He fired off his gun six times at the night sky. In the flashes of powdery illumination they could see armies of raindrops, suspended as in a vast motionless amber, for an instant, hesitating as if shocked by the explosion, fifteen billion droplets, fifteen billion tears, fifteen billion ornaments, jewels standing out against a white velvet viewing board. And then, with the light gone, the drops which had waited to have their pictures taken, which had suspended their downward rush, fell upon them, stinging, in an insect cloud of coldness and pain.
The Illustrated Man, Ray Bradbury
16 plays

The west was getting out of gold,
The breath of air had died of cold,
When shoeing home across the white,
I thought I saw a bird alight.

In summer when I passed the place
I had to stop and lift my face;
A bird with an angelic gift
Was singing in it sweet and swift.

No bird was singing in it now.
A single leaf was on a bough,
And that was all there was to see
In going twice around the tree.

From my advantage on a hill
I judged that such a crystal chill
Was only adding frost to snow
As gilt to gold that wouldn’t show.

A brush had left a crooked stroke
Of what was either cloud or smoke
From north to south across the blue;
A piercing little star was through.


Looking For A Sunset Bird In Winter, Robert Frost

I sometimes write about the 30’s because
they were a good training ground.
people learned to live with adversity
as a common everyday thing
when trouble came
they adjusted and made the next move,
and if there wasn’t one
they often created
one.

and the people who HAD jobs
did them with artistry.
a garage mechanic could FIX your
car.
doctors made house calls.
cab drivers not only knew every
street in town
but they were also versed in
philosophy.
pharmacists would walk up to you
in drugstores and ask you what you
needed.
the ushers in movie houses were more
handsome than the movie
stars.
people made their own clothes,
repaired their own shoes.
almost everybody did things well.

now people in and out of their
professions are totally
inept,
how they even wipe their own asses
is beyond me.
and when adversity arrives they are
dismayed,
they quit,
spit it out,
lay down.
these, coddled to the extremes
are only used to victory or
the soft way.

it’s not their fault, I suppose,
that they didn’t live
through the 30’s
but I’m still hardly tempted to
adore
them.


John Dillinger marches on, Charles Bukowski
9 plays

INEZ: Prove it. Prove it was no dream. It’s what one does, and nothing else, that shows the stuff one’s made of.

GARCIN: I died too soon. I wasn’t allowed time to - to do my deeds.

INEZ: One always dies too soon - or too late. And yet one’s whole life is complete at that moment, with a line drawn neatly under it, ready for the summing up. You are - your life, and nothing else.


Jean-Paul Sartre, No Exit
So this is hell. I’d never have believed it. You remember all we were told about the torture-chambers, the fire and brimstone, the “burning marl.” Old wives’ tales!
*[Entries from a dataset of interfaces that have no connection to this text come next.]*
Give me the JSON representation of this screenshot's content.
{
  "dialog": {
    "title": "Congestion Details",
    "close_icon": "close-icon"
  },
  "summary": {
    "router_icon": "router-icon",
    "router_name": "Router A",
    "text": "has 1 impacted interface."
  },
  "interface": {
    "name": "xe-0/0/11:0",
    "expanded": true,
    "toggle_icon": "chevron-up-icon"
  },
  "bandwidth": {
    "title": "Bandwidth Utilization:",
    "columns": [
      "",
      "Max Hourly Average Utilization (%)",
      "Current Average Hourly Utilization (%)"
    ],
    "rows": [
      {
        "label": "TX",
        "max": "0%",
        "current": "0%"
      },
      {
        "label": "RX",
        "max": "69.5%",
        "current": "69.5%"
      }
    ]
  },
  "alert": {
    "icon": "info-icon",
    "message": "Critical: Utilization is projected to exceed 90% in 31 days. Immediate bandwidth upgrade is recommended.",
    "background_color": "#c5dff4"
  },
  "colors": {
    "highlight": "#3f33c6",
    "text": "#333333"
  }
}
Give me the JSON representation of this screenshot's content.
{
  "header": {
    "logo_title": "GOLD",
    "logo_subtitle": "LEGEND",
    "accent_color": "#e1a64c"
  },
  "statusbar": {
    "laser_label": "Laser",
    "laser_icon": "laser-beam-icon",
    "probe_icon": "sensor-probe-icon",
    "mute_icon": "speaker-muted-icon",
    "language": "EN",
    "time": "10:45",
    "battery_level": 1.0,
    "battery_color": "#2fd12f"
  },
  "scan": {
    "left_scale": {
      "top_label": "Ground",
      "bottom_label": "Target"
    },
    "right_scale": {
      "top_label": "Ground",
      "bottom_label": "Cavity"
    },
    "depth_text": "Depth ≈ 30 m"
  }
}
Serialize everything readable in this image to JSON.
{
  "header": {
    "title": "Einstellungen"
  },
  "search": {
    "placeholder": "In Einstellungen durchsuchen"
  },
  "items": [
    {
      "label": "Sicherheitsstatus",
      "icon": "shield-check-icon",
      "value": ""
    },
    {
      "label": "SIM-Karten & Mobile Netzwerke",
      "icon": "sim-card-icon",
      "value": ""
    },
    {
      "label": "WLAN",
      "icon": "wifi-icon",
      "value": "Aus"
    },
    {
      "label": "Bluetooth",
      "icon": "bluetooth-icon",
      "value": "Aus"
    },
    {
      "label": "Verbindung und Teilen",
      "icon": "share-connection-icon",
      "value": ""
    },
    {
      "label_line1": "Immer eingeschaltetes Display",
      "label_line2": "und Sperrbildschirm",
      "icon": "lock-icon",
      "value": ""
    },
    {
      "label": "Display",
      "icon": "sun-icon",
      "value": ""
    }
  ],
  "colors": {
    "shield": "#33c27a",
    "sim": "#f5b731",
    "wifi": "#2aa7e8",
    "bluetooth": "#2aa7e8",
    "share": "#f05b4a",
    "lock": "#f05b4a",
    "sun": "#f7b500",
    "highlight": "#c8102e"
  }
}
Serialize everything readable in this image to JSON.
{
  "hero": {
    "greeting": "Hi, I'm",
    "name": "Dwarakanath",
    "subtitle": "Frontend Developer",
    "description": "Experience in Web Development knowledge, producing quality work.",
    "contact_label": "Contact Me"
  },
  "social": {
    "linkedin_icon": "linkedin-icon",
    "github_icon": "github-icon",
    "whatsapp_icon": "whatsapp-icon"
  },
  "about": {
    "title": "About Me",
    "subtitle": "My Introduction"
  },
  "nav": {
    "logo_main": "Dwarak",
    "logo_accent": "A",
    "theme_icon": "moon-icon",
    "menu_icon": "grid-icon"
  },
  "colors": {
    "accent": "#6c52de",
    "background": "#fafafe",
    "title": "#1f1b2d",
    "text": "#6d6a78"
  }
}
There’s no need for red-hot pokers. Hell is—other people!
No Exit
19 plays
She was Lo, plain Lo, in the morning, standing four feet ten in one sock. She was Lola in slacks. She was Dolly at school. She was Dolores on the dotted line. But in my arms she was always Lolita.
Lolita, Vladimir Nabokov
9 plays Snowday Nate